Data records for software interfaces
___

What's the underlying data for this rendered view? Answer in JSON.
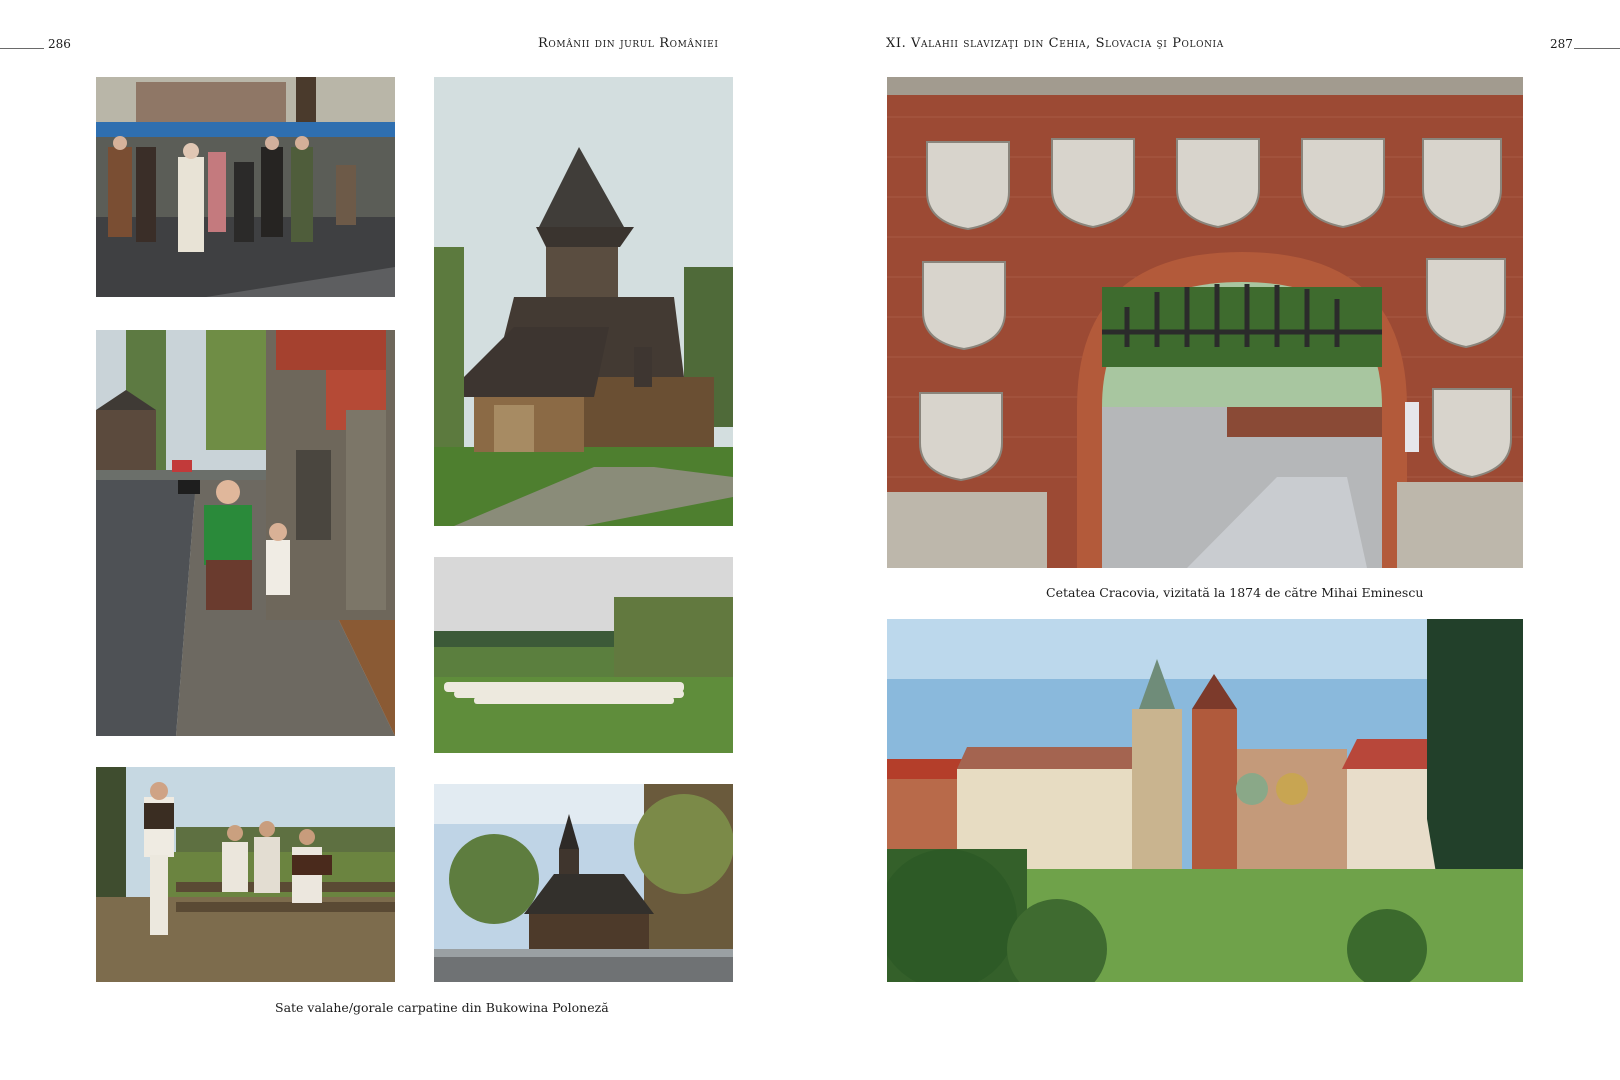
{
  "left_page": {
    "page_number": "286",
    "running_header": "Românii din jurul României",
    "caption": "Sate valahe/gorale carpatine din Bukowina Poloneză"
  },
  "right_page": {
    "page_number": "287",
    "running_header": "XI. Valahii slavizaţi din Cehia, Slovacia şi Polonia",
    "caption": "Cetatea Cracovia, vizitată la 1874 de către Mihai Eminescu"
  }
}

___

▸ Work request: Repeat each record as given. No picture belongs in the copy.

▸ Problem solution:
What's the underlying data for this rendered view? Answer in JSON.
{
  "left_page": {
    "page_number": "286",
    "running_header": "Românii din jurul României",
    "caption": "Sate valahe/gorale carpatine din Bukowina Poloneză"
  },
  "right_page": {
    "page_number": "287",
    "running_header": "XI. Valahii slavizaţi din Cehia, Slovacia şi Polonia",
    "caption": "Cetatea Cracovia, vizitată la 1874 de către Mihai Eminescu"
  }
}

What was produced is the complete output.